What about the regulators? The Health Protection Agency stated in 2005 that the risk of MSW incineration is acceptable if, and only if, the facility is sited appropriately and run properly. We feel that Sutton Courtenay is not an appropriate site due to the risk posed by the landfill of hazardous fly ash and due to the fact that it will impose an unacceptable cumulative burden on a population that has already suffered long term exposure to the worst air quality in the county. Furthermore, existing modern incinerators regularly breach their emission permits, despite the fact that the monitoring regime is pitifully weak. And the HPA position statement does not say anything about the safety of burning commercial and industrial waste proposed in order to produce enough rubbish to feed this monster. The experience is that introducing this sort of waste causes additional problems. And the EA cannot consider the risks of this incinerator until the permit is applied for. WRG have delayed application for the operating permit, against best practice. Why, we ask ourselves?
The concerned residents of Appleford and Sutton Courtenay are very grateful that Cllr Fooks has put down a motion asking for an independent review of the risks. We have been repeatedly characterised as (and I quote) a mob … egged on by a nimby fear of the unknown and…fuelled by single-issue groups committed to opposition by any means. This is the first time that we have felt that our concerns are being heard by County Hall.
Councillors need to understand that the regulatory processes always lag behind the research evidence – the latest HPA statement is based on literature that is now 5 years old. In the light of the evidence we have been able to put before you, we feel that Council must not devolve their duty of care solely to the HPA and EA. The Council should apply the precautionary principle and had it done so, we, as citizens, would not have been put in the position of having to fight this rear guard action against a proposal for the procurement of an outdated technology. Had incineration been properly investigated before procurement, we feel sure that it would have been ruled out as affording too great a risk both to health, to the environment and to the financial security of Oxfordshire.
We are aware that the Council currently faces a perfect storm of environmental, fiscal and economic pressures. However, it is not too late to impartially evaluate the potential health risks , so that planning committee members can be confident that they are making their decisions on the basis of independent evidence.
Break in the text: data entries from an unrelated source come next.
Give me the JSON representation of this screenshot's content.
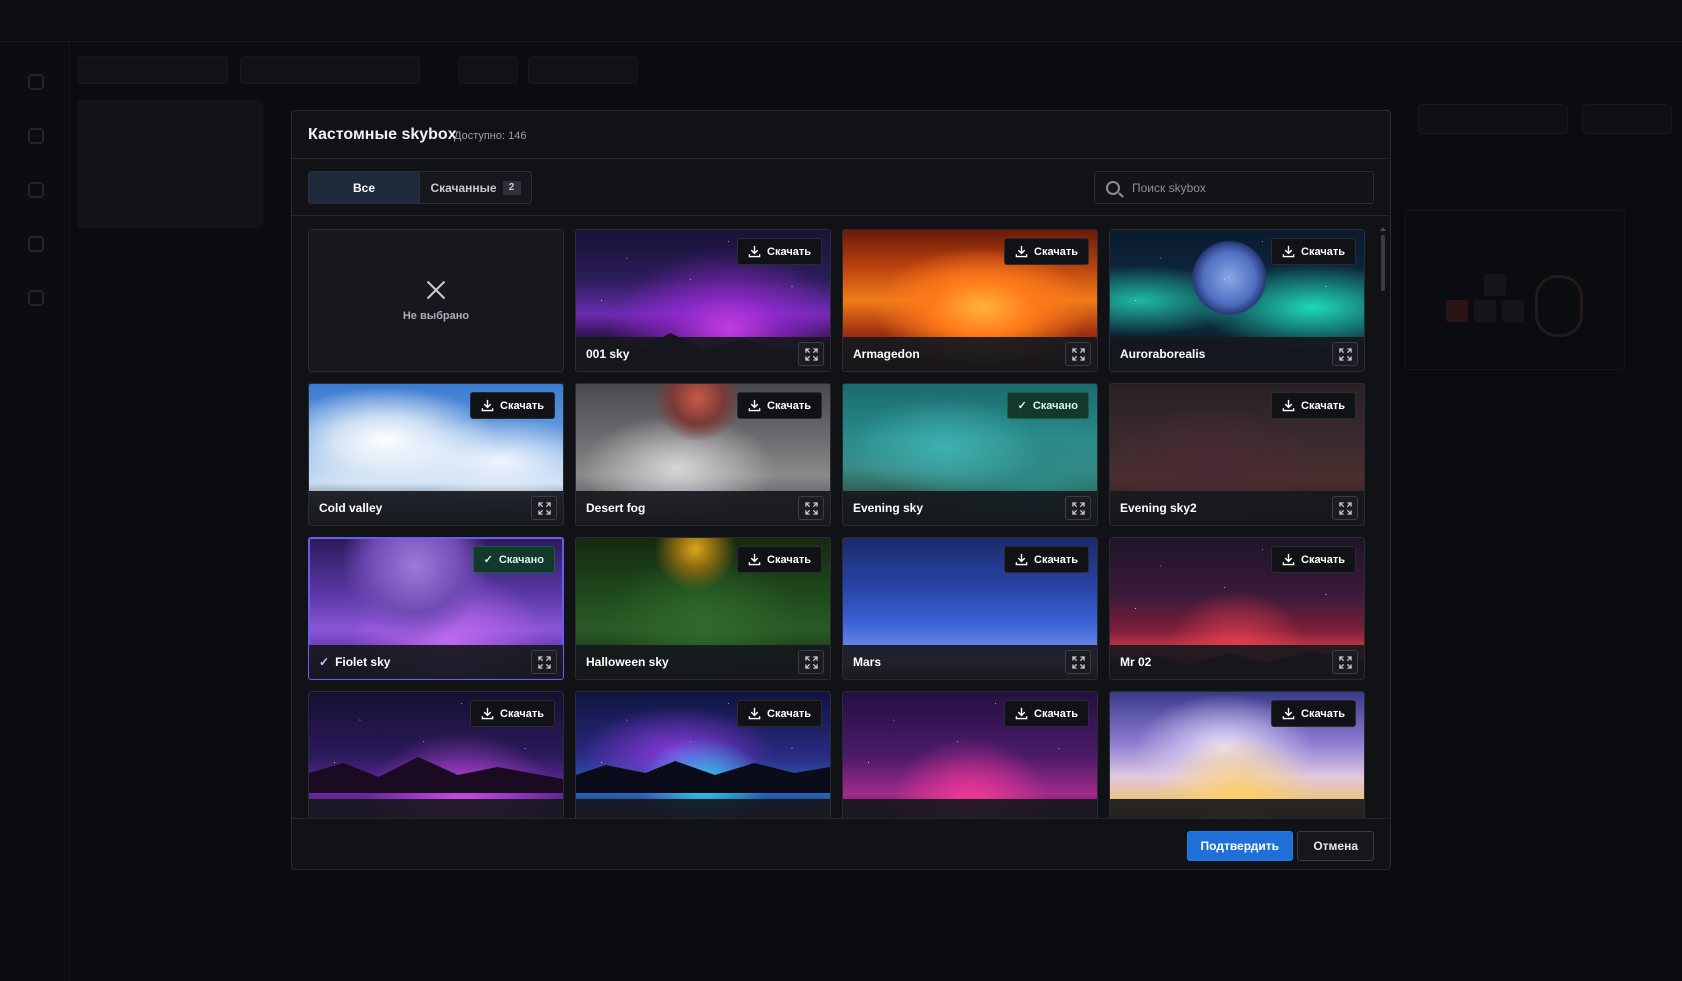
{
  "modal": {
    "title": "Кастомные skybox",
    "subtitle": "Доступно: 146",
    "filters": {
      "all_label": "Все",
      "downloaded_label": "Скачанные",
      "downloaded_count": "2"
    },
    "search": {
      "placeholder": "Поиск skybox"
    },
    "none_label": "Не выбрано",
    "download_label": "Скачать",
    "downloaded_label": "Скачано",
    "items": [
      {
        "name": "001 sky",
        "state": "available"
      },
      {
        "name": "Armagedon",
        "state": "available"
      },
      {
        "name": "Auroraborealis",
        "state": "available"
      },
      {
        "name": "Cold valley",
        "state": "available"
      },
      {
        "name": "Desert fog",
        "state": "available"
      },
      {
        "name": "Evening sky",
        "state": "downloaded"
      },
      {
        "name": "Evening sky2",
        "state": "available"
      },
      {
        "name": "Fiolet sky",
        "state": "downloaded",
        "selected": true
      },
      {
        "name": "Halloween sky",
        "state": "available"
      },
      {
        "name": "Mars",
        "state": "available"
      },
      {
        "name": "Mr 02",
        "state": "available"
      },
      {
        "name": "",
        "state": "available"
      },
      {
        "name": "",
        "state": "available"
      },
      {
        "name": "",
        "state": "available"
      },
      {
        "name": "",
        "state": "available"
      }
    ],
    "confirm_label": "Подтвердить",
    "cancel_label": "Отмена"
  },
  "colors": {
    "accent_blue": "#1f6fd9",
    "selected_border": "#6b5cf0",
    "downloaded_badge": "#13382c"
  }
}
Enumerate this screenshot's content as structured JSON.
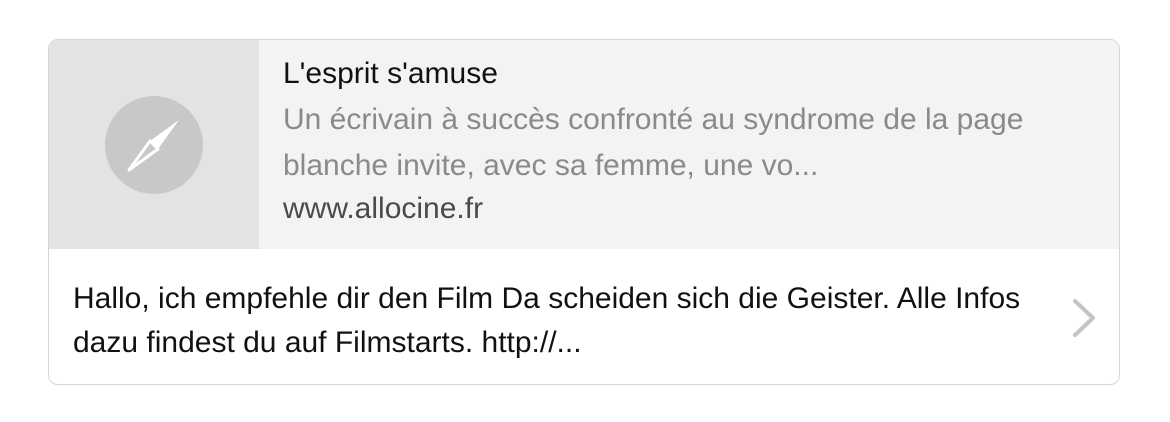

Then local citizens can feel that they have a reasonable idea of the burden, that they are being asked to bear, in terms of health, wellbeing, shortened life span and health and social care costs, all in the interests of avoiding EU landfill tax.
Thank you. Dr Angela Jones